The big debate in the global economy right now is whether the inflation surge we’re seeing all over the world because of Covid-related logistics and labour shortages is temporary, or something permanent. The US Federal Reserve, the Reserve Bank of Australia and the European Central Bank currently say it’s temporary and they’ll keep rates at or near zero and keep printing.

Our Reserve Bank decided this week to start tightening monetary policy and economists are betting on the OCR rising from 0.25% to around 2% over the next 18 months or so, which would see fixed mortgage rates rise from around 2% now to more like 4.5%. Here’s more in my Thursday Dawn Chorus.

The problem with incrementalism

This week the Government offered another $2.5b in carrots to councils to join its Three Waters reform programme. I argue the Government’s bit-by-bit approach is symptomatic of an incrementalism that just isn’t going to work in the face of our climate and housing affordability emergencies.

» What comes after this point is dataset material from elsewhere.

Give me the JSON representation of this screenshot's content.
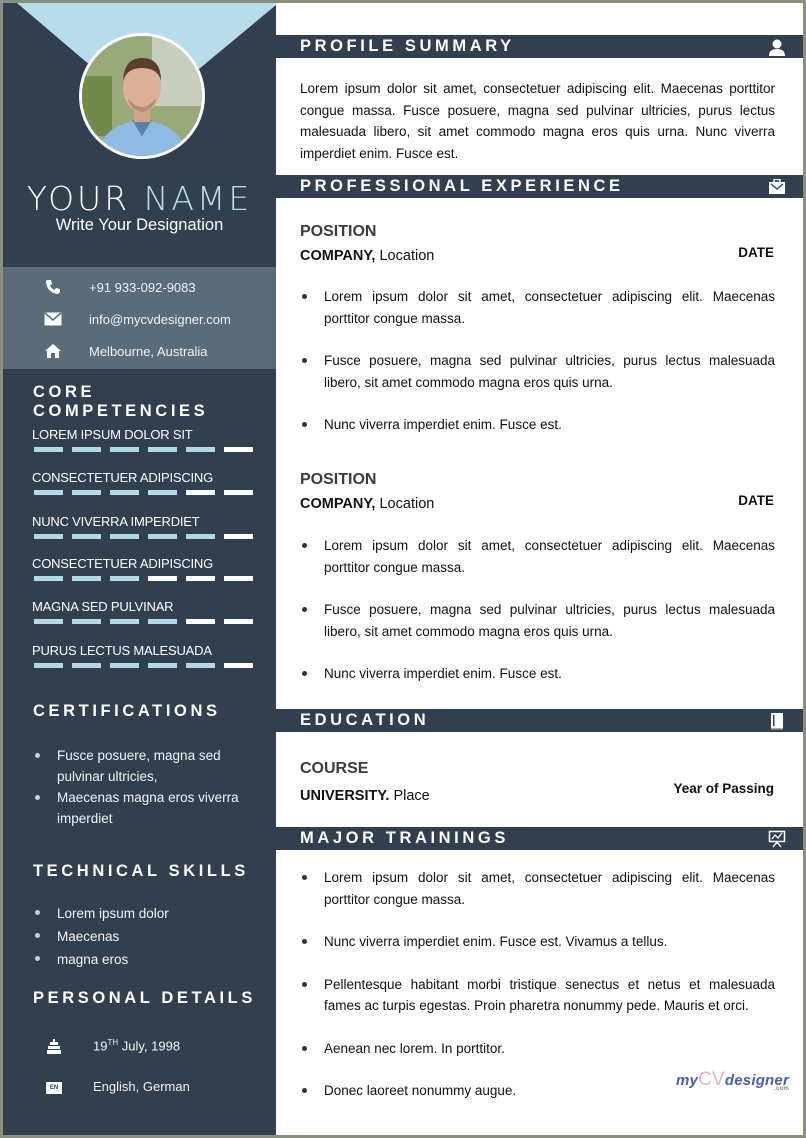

So far the big councils (Auckland, Christchurch) are opposed, and the Government may yet to have to legislate over their heads. That won’t please the Groundswell protestors. Here’s more in Friday’s Dawn Chorus.

Unsustainable house prices

We got fresh evidence from the REINZ this week that house price inflation is still running too hot, and that the level of prices is unsustainable, let alone unaffordable.

REINZ’s sales and price figures for June showed the monthly inflation rate slowing marginally to 0.9% nationally, but still at 29.8% from a year ago. Annualised inflation rates over the last three months since the Government’s March 23 tax deductability shock have still averaged over 10%, albeit down from over 20% in the previous three months.

The numbers are shocking in some places. The House Price index for Wellington City rose 46.2% in the last year to June. The index for Palmerston North rose 61.3% in the last year. The average compounding house price inflation rate out of Auckland in the last five years has been 12.3%. That rate means a doubling of house prices every six years. See more in Wednesday’s Dawn Chorus.

Carbon import taxes are coming

The European Union unveiled a raft of measures this week to accelerate its move to carbon zero and in particular introduce new taxes and levies for shipping, airlines and importers of steel, cement, aluminium and fertiliser from countries it deems not to be keeping up its side of the climate change bargain.

In particular, it unveiled a ‘Carbon Border Adjustment Mechanism’ or CBAM, which forces importers to buy credits linked to an expanded emissions trading scheme. Prices for Europe’s credits have risen sharply in recent weeks ahead of the announcement. They were at €59/tonne this week, which is NZ$89/tonne at current exchange rates.

New Zealand’s carbon credits are trading at NZ$47/tonne and have risen from around NZ$36/tonne in the last six weeks since the release of the Climate Commission’s final carbon budgets report. It is approaching its cap for 2021 of NZ$50/tonne, at which the Government has to pump more credits into the market under existing legislation.

Aotearoa-NZ is way behind the curve on reducing its emissions and adopting politically difficult policies that would reduce our emissions. The Government will have to respond to the Climate Commission’s budgets before the end of the year. But the pressure against the ‘ute tax’ is already building with big protests by the ‘Groundswell’ rural protest group on Friday. And we burned a million tonnes of coal last year. See more in Thursday’s Dawn Chorus.

Other places I’ve written and broadcast this week

Until next week.

Ka kite ano